• **WORK TO BE COMPLETED**
Repeat the whole listing below, word for word.

• **MATERIAL SHOWN**

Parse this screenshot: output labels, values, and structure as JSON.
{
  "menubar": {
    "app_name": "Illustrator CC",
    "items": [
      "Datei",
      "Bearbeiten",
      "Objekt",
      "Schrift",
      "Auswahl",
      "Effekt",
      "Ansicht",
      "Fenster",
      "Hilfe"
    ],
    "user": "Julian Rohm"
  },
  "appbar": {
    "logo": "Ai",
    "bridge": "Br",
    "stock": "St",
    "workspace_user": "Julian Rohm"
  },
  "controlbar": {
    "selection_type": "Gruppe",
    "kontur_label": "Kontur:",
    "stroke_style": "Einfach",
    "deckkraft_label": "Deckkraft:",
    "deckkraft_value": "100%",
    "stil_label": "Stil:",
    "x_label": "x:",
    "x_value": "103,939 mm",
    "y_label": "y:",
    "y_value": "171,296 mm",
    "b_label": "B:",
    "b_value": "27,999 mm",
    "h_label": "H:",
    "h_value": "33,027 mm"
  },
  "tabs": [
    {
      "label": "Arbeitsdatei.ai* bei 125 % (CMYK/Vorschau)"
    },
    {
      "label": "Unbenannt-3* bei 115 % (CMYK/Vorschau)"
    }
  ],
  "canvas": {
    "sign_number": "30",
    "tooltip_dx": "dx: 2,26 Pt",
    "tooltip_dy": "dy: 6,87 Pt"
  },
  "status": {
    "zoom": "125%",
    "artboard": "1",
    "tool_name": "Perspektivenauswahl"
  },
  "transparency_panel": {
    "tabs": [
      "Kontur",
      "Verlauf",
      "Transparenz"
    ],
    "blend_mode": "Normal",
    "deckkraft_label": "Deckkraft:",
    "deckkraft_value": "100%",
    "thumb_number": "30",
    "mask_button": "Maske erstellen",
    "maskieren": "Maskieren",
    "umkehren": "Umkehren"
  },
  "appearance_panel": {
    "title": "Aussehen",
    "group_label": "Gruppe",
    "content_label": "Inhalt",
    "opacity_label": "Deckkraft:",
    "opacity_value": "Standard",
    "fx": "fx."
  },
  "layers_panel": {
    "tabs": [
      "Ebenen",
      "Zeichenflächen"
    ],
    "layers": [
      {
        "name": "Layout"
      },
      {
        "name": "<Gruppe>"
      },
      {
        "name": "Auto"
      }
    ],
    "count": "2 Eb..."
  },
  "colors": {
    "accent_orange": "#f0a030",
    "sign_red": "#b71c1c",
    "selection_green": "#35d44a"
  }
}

• **RESULT FOR THIS TASK**
Parse this screenshot: output labels, values, and structure as JSON.
{
  "menubar": {
    "app_name": "Illustrator CC",
    "items": [
      "Datei",
      "Bearbeiten",
      "Objekt",
      "Schrift",
      "Auswahl",
      "Effekt",
      "Ansicht",
      "Fenster",
      "Hilfe"
    ],
    "user": "Julian Rohm"
  },
  "appbar": {
    "logo": "Ai",
    "bridge": "Br",
    "stock": "St",
    "workspace_user": "Julian Rohm"
  },
  "controlbar": {
    "selection_type": "Gruppe",
    "kontur_label": "Kontur:",
    "stroke_style": "Einfach",
    "deckkraft_label": "Deckkraft:",
    "deckkraft_value": "100%",
    "stil_label": "Stil:",
    "x_label": "x:",
    "x_value": "103,939 mm",
    "y_label": "y:",
    "y_value": "171,296 mm",
    "b_label": "B:",
    "b_value": "27,999 mm",
    "h_label": "H:",
    "h_value": "33,027 mm"
  },
  "tabs": [
    {
      "label": "Arbeitsdatei.ai* bei 125 % (CMYK/Vorschau)"
    },
    {
      "label": "Unbenannt-3* bei 115 % (CMYK/Vorschau)"
    }
  ],
  "canvas": {
    "sign_number": "30",
    "tooltip_dx": "dx: 2,26 Pt",
    "tooltip_dy": "dy: 6,87 Pt"
  },
  "status": {
    "zoom": "125%",
    "artboard": "1",
    "tool_name": "Perspektivenauswahl"
  },
  "transparency_panel": {
    "tabs": [
      "Kontur",
      "Verlauf",
      "Transparenz"
    ],
    "blend_mode": "Normal",
    "deckkraft_label": "Deckkraft:",
    "deckkraft_value": "100%",
    "thumb_number": "30",
    "mask_button": "Maske erstellen",
    "maskieren": "Maskieren",
    "umkehren": "Umkehren"
  },
  "appearance_panel": {
    "title": "Aussehen",
    "group_label": "Gruppe",
    "content_label": "Inhalt",
    "opacity_label": "Deckkraft:",
    "opacity_value": "Standard",
    "fx": "fx."
  },
  "layers_panel": {
    "tabs": [
      "Ebenen",
      "Zeichenflächen"
    ],
    "layers": [
      {
        "name": "Layout"
      },
      {
        "name": "<Gruppe>"
      },
      {
        "name": "Auto"
      }
    ],
    "count": "2 Eb..."
  },
  "colors": {
    "accent_orange": "#f0a030",
    "sign_red": "#b71c1c",
    "selection_green": "#35d44a"
  }
}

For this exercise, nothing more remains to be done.